===== Data under study =====

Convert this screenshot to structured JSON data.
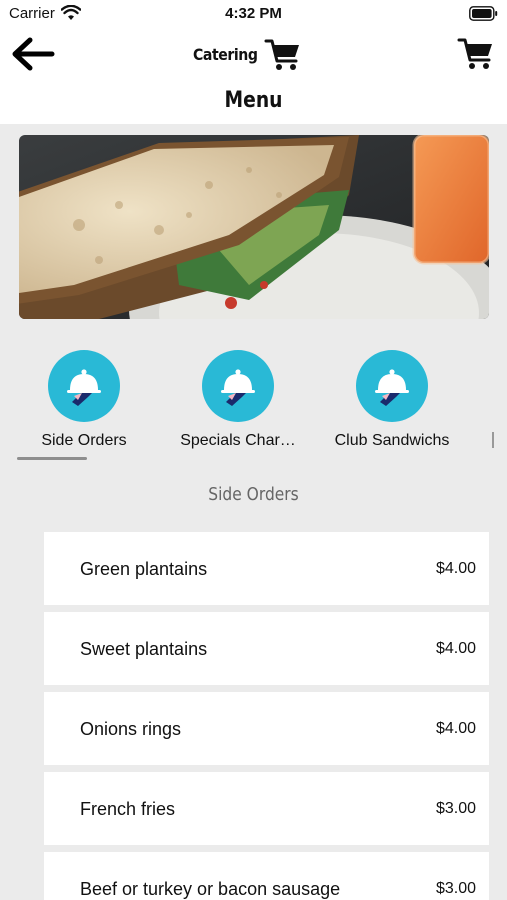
{
  "status_bar": {
    "carrier": "Carrier",
    "time": "4:32 PM"
  },
  "nav": {
    "title": "Catering",
    "heading": "Menu"
  },
  "icons": {
    "back": "arrow-left-icon",
    "cart": "shopping-cart-icon",
    "category": "serving-cloche-icon"
  },
  "colors": {
    "accent": "#29b9d6",
    "background": "#ebebeb",
    "card": "#ffffff",
    "indicator": "#8e8e8e"
  },
  "categories": [
    {
      "label": "Side Orders",
      "active": true
    },
    {
      "label": "Specials Char…",
      "active": false
    },
    {
      "label": "Club Sandwichs",
      "active": false
    }
  ],
  "section_title": "Side Orders",
  "menu_items": [
    {
      "name": "Green plantains",
      "price": "$4.00"
    },
    {
      "name": "Sweet plantains",
      "price": "$4.00"
    },
    {
      "name": "Onions rings",
      "price": "$4.00"
    },
    {
      "name": "French fries",
      "price": "$3.00"
    },
    {
      "name": "Beef or turkey or bacon sausage",
      "price": "$3.00"
    }
  ]
}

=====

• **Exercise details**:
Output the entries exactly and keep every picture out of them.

• **Expected answer**:
Convert this screenshot to structured JSON data.
{
  "status_bar": {
    "carrier": "Carrier",
    "time": "4:32 PM"
  },
  "nav": {
    "title": "Catering",
    "heading": "Menu"
  },
  "icons": {
    "back": "arrow-left-icon",
    "cart": "shopping-cart-icon",
    "category": "serving-cloche-icon"
  },
  "colors": {
    "accent": "#29b9d6",
    "background": "#ebebeb",
    "card": "#ffffff",
    "indicator": "#8e8e8e"
  },
  "categories": [
    {
      "label": "Side Orders",
      "active": true
    },
    {
      "label": "Specials Char…",
      "active": false
    },
    {
      "label": "Club Sandwichs",
      "active": false
    }
  ],
  "section_title": "Side Orders",
  "menu_items": [
    {
      "name": "Green plantains",
      "price": "$4.00"
    },
    {
      "name": "Sweet plantains",
      "price": "$4.00"
    },
    {
      "name": "Onions rings",
      "price": "$4.00"
    },
    {
      "name": "French fries",
      "price": "$3.00"
    },
    {
      "name": "Beef or turkey or bacon sausage",
      "price": "$3.00"
    }
  ]
}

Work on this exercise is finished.